As a society our knowledge of dogs and their care is continuously improving, which means our canine companions are living longer than ever before. While this is great news, it also means we are seeing more cases of diseases typically associated with older age.
As people age they are likely to become a little more forgetful, and perhaps not as ‘sharp’ as in their youth. This can be perfectly normal, but we know that in some people this is severe and associated with disease – in people, we call this dementia.
Sadly, our dogs can get a very similar problem, which is called ‘cognitive dysfunction syndrome’ (CDS). CDS can affect all breeds of dog, and typically is seen in dogs over 8-10 years old.
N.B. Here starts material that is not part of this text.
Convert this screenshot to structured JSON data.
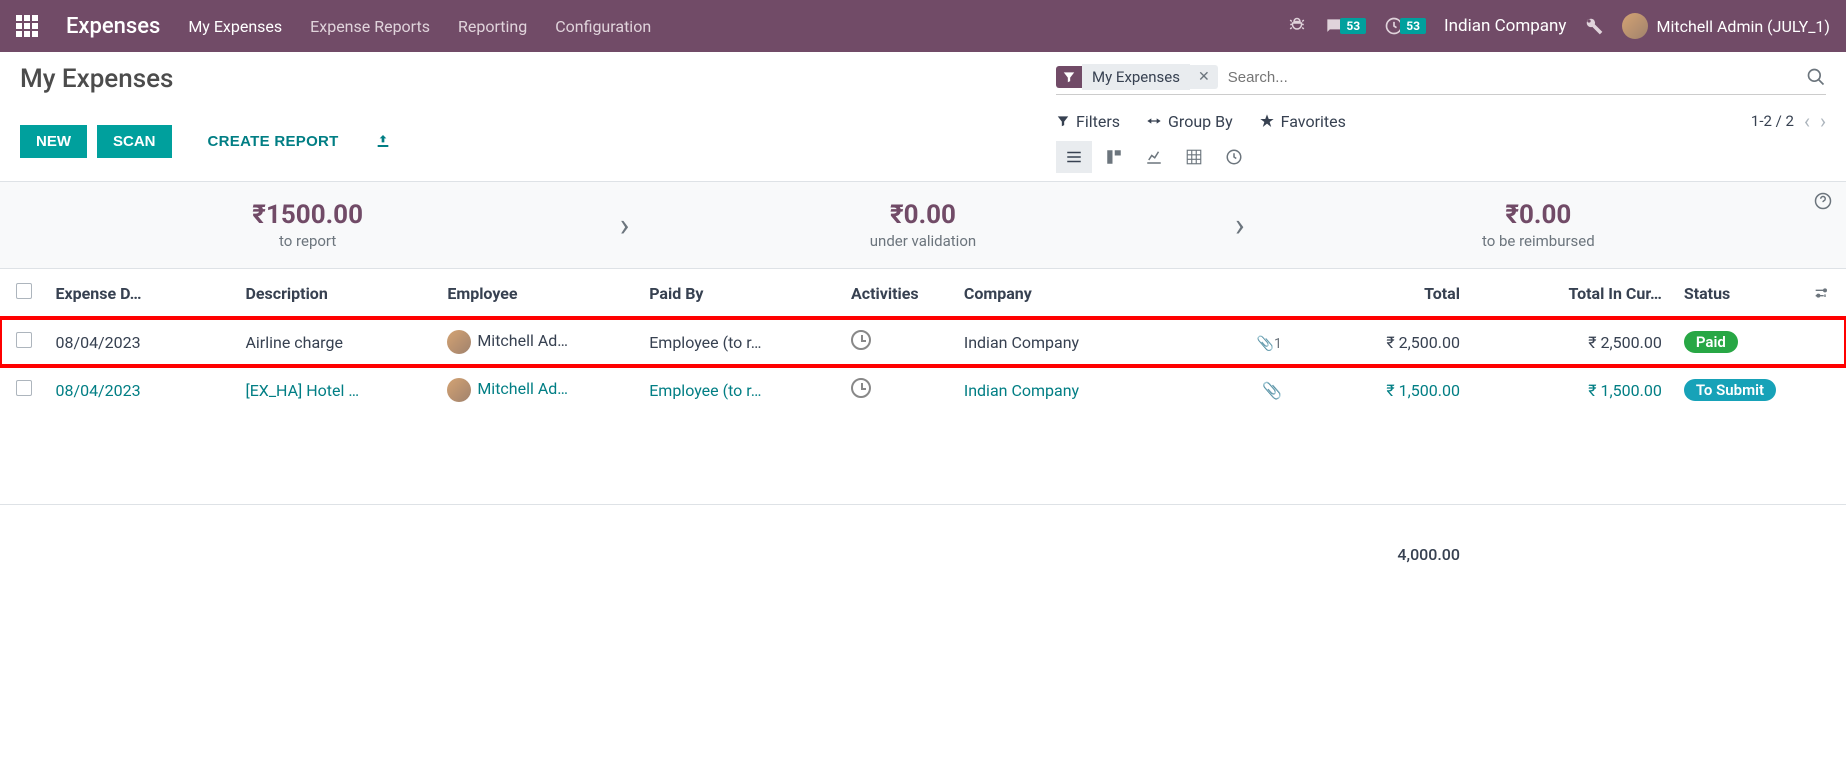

Very much like our human Alzheimer’s CDS is diagnosed by behavioural changes, as degeneration in the brain leads to loss of learned behaviours and changes in sociability.
CDS is much more common than you might think – a study showed that 28% of dogs aged 11-12 years old, and 68% of dogs aged 15-16, showed one or more signs of CDS.
As CDS is degenerative, sadly affected dogs are likely to worsen with time, which is known as cognitive decline.